(Material for this task begins)

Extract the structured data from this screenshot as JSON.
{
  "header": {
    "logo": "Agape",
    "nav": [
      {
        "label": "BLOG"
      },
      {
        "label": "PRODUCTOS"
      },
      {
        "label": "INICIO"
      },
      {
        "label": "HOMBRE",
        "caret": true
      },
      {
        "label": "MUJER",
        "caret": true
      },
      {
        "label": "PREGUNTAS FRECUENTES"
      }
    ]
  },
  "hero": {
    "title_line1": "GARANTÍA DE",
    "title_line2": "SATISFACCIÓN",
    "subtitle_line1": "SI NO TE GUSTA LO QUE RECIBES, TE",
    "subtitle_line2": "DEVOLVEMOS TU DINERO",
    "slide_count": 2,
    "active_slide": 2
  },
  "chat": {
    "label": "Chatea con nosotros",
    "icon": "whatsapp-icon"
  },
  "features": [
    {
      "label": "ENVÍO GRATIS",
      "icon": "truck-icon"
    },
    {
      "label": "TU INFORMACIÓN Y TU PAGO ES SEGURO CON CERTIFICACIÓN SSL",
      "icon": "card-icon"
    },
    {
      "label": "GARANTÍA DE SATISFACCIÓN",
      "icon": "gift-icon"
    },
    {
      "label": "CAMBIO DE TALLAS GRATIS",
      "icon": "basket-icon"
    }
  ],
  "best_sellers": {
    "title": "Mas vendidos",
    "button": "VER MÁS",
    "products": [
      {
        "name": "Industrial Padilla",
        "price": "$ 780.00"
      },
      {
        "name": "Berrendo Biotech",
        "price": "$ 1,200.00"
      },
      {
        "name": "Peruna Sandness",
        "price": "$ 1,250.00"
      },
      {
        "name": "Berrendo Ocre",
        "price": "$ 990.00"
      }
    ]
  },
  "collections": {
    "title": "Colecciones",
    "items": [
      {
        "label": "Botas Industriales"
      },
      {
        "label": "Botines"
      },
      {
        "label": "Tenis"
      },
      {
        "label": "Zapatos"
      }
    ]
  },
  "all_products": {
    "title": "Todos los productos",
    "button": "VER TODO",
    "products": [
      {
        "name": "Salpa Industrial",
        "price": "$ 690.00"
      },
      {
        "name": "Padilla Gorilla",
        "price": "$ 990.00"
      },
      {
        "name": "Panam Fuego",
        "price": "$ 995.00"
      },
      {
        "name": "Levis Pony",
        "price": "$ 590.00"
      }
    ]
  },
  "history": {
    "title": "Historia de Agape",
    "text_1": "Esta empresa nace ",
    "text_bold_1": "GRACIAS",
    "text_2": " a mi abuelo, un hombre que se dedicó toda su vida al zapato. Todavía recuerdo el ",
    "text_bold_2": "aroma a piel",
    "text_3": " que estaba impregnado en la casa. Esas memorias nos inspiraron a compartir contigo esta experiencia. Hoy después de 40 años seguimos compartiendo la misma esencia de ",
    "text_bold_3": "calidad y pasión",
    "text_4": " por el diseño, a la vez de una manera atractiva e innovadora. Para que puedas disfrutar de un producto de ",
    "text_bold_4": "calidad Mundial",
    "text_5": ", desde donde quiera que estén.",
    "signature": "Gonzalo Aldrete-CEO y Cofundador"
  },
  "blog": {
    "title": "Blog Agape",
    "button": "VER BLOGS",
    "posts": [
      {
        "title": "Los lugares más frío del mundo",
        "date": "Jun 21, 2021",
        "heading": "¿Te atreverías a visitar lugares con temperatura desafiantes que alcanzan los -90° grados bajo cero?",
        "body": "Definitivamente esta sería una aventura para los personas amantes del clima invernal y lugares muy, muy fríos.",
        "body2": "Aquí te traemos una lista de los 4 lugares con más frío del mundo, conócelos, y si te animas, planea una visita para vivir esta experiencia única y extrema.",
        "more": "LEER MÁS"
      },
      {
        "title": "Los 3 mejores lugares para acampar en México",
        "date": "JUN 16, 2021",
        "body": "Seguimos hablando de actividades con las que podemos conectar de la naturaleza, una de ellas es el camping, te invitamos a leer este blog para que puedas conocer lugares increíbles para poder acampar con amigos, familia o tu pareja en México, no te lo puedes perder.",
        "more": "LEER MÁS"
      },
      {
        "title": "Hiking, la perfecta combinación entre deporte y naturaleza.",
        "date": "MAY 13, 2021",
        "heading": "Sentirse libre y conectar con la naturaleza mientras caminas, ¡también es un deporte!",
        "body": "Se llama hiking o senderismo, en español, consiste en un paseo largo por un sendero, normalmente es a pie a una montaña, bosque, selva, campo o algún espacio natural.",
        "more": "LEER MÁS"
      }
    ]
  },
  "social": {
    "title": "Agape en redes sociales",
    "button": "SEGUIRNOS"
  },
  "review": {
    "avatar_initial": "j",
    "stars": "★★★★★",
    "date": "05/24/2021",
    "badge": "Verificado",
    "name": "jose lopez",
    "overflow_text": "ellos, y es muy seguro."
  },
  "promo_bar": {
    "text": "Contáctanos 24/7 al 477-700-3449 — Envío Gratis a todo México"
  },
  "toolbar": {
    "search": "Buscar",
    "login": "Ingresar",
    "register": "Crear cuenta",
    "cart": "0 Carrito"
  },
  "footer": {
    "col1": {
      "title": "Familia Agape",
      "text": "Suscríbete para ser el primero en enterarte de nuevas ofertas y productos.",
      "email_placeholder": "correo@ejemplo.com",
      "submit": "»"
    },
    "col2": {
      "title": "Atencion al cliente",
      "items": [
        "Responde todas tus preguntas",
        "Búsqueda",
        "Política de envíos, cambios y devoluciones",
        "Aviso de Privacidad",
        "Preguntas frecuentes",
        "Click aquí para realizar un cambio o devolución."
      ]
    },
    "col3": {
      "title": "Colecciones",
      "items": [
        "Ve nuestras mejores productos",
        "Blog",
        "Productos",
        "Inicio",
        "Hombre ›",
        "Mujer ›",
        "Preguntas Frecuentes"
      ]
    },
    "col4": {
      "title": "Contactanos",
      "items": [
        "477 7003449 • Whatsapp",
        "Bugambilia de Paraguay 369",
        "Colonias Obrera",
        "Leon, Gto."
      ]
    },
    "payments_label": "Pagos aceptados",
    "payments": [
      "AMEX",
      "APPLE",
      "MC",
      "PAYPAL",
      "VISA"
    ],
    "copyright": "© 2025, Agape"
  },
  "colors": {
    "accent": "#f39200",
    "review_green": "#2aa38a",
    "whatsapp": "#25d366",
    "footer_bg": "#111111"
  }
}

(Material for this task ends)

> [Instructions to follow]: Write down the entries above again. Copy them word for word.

> [Answer section]:
Extract the structured data from this screenshot as JSON.
{
  "header": {
    "logo": "Agape",
    "nav": [
      {
        "label": "BLOG"
      },
      {
        "label": "PRODUCTOS"
      },
      {
        "label": "INICIO"
      },
      {
        "label": "HOMBRE",
        "caret": true
      },
      {
        "label": "MUJER",
        "caret": true
      },
      {
        "label": "PREGUNTAS FRECUENTES"
      }
    ]
  },
  "hero": {
    "title_line1": "GARANTÍA DE",
    "title_line2": "SATISFACCIÓN",
    "subtitle_line1": "SI NO TE GUSTA LO QUE RECIBES, TE",
    "subtitle_line2": "DEVOLVEMOS TU DINERO",
    "slide_count": 2,
    "active_slide": 2
  },
  "chat": {
    "label": "Chatea con nosotros",
    "icon": "whatsapp-icon"
  },
  "features": [
    {
      "label": "ENVÍO GRATIS",
      "icon": "truck-icon"
    },
    {
      "label": "TU INFORMACIÓN Y TU PAGO ES SEGURO CON CERTIFICACIÓN SSL",
      "icon": "card-icon"
    },
    {
      "label": "GARANTÍA DE SATISFACCIÓN",
      "icon": "gift-icon"
    },
    {
      "label": "CAMBIO DE TALLAS GRATIS",
      "icon": "basket-icon"
    }
  ],
  "best_sellers": {
    "title": "Mas vendidos",
    "button": "VER MÁS",
    "products": [
      {
        "name": "Industrial Padilla",
        "price": "$ 780.00"
      },
      {
        "name": "Berrendo Biotech",
        "price": "$ 1,200.00"
      },
      {
        "name": "Peruna Sandness",
        "price": "$ 1,250.00"
      },
      {
        "name": "Berrendo Ocre",
        "price": "$ 990.00"
      }
    ]
  },
  "collections": {
    "title": "Colecciones",
    "items": [
      {
        "label": "Botas Industriales"
      },
      {
        "label": "Botines"
      },
      {
        "label": "Tenis"
      },
      {
        "label": "Zapatos"
      }
    ]
  },
  "all_products": {
    "title": "Todos los productos",
    "button": "VER TODO",
    "products": [
      {
        "name": "Salpa Industrial",
        "price": "$ 690.00"
      },
      {
        "name": "Padilla Gorilla",
        "price": "$ 990.00"
      },
      {
        "name": "Panam Fuego",
        "price": "$ 995.00"
      },
      {
        "name": "Levis Pony",
        "price": "$ 590.00"
      }
    ]
  },
  "history": {
    "title": "Historia de Agape",
    "text_1": "Esta empresa nace ",
    "text_bold_1": "GRACIAS",
    "text_2": " a mi abuelo, un hombre que se dedicó toda su vida al zapato. Todavía recuerdo el ",
    "text_bold_2": "aroma a piel",
    "text_3": " que estaba impregnado en la casa. Esas memorias nos inspiraron a compartir contigo esta experiencia. Hoy después de 40 años seguimos compartiendo la misma esencia de ",
    "text_bold_3": "calidad y pasión",
    "text_4": " por el diseño, a la vez de una manera atractiva e innovadora. Para que puedas disfrutar de un producto de ",
    "text_bold_4": "calidad Mundial",
    "text_5": ", desde donde quiera que estén.",
    "signature": "Gonzalo Aldrete-CEO y Cofundador"
  },
  "blog": {
    "title": "Blog Agape",
    "button": "VER BLOGS",
    "posts": [
      {
        "title": "Los lugares más frío del mundo",
        "date": "Jun 21, 2021",
        "heading": "¿Te atreverías a visitar lugares con temperatura desafiantes que alcanzan los -90° grados bajo cero?",
        "body": "Definitivamente esta sería una aventura para los personas amantes del clima invernal y lugares muy, muy fríos.",
        "body2": "Aquí te traemos una lista de los 4 lugares con más frío del mundo, conócelos, y si te animas, planea una visita para vivir esta experiencia única y extrema.",
        "more": "LEER MÁS"
      },
      {
        "title": "Los 3 mejores lugares para acampar en México",
        "date": "JUN 16, 2021",
        "body": "Seguimos hablando de actividades con las que podemos conectar de la naturaleza, una de ellas es el camping, te invitamos a leer este blog para que puedas conocer lugares increíbles para poder acampar con amigos, familia o tu pareja en México, no te lo puedes perder.",
        "more": "LEER MÁS"
      },
      {
        "title": "Hiking, la perfecta combinación entre deporte y naturaleza.",
        "date": "MAY 13, 2021",
        "heading": "Sentirse libre y conectar con la naturaleza mientras caminas, ¡también es un deporte!",
        "body": "Se llama hiking o senderismo, en español, consiste en un paseo largo por un sendero, normalmente es a pie a una montaña, bosque, selva, campo o algún espacio natural.",
        "more": "LEER MÁS"
      }
    ]
  },
  "social": {
    "title": "Agape en redes sociales",
    "button": "SEGUIRNOS"
  },
  "review": {
    "avatar_initial": "j",
    "stars": "★★★★★",
    "date": "05/24/2021",
    "badge": "Verificado",
    "name": "jose lopez",
    "overflow_text": "ellos, y es muy seguro."
  },
  "promo_bar": {
    "text": "Contáctanos 24/7 al 477-700-3449 — Envío Gratis a todo México"
  },
  "toolbar": {
    "search": "Buscar",
    "login": "Ingresar",
    "register": "Crear cuenta",
    "cart": "0 Carrito"
  },
  "footer": {
    "col1": {
      "title": "Familia Agape",
      "text": "Suscríbete para ser el primero en enterarte de nuevas ofertas y productos.",
      "email_placeholder": "correo@ejemplo.com",
      "submit": "»"
    },
    "col2": {
      "title": "Atencion al cliente",
      "items": [
        "Responde todas tus preguntas",
        "Búsqueda",
        "Política de envíos, cambios y devoluciones",
        "Aviso de Privacidad",
        "Preguntas frecuentes",
        "Click aquí para realizar un cambio o devolución."
      ]
    },
    "col3": {
      "title": "Colecciones",
      "items": [
        "Ve nuestras mejores productos",
        "Blog",
        "Productos",
        "Inicio",
        "Hombre ›",
        "Mujer ›",
        "Preguntas Frecuentes"
      ]
    },
    "col4": {
      "title": "Contactanos",
      "items": [
        "477 7003449 • Whatsapp",
        "Bugambilia de Paraguay 369",
        "Colonias Obrera",
        "Leon, Gto."
      ]
    },
    "payments_label": "Pagos aceptados",
    "payments": [
      "AMEX",
      "APPLE",
      "MC",
      "PAYPAL",
      "VISA"
    ],
    "copyright": "© 2025, Agape"
  },
  "colors": {
    "accent": "#f39200",
    "review_green": "#2aa38a",
    "whatsapp": "#25d366",
    "footer_bg": "#111111"
  }
}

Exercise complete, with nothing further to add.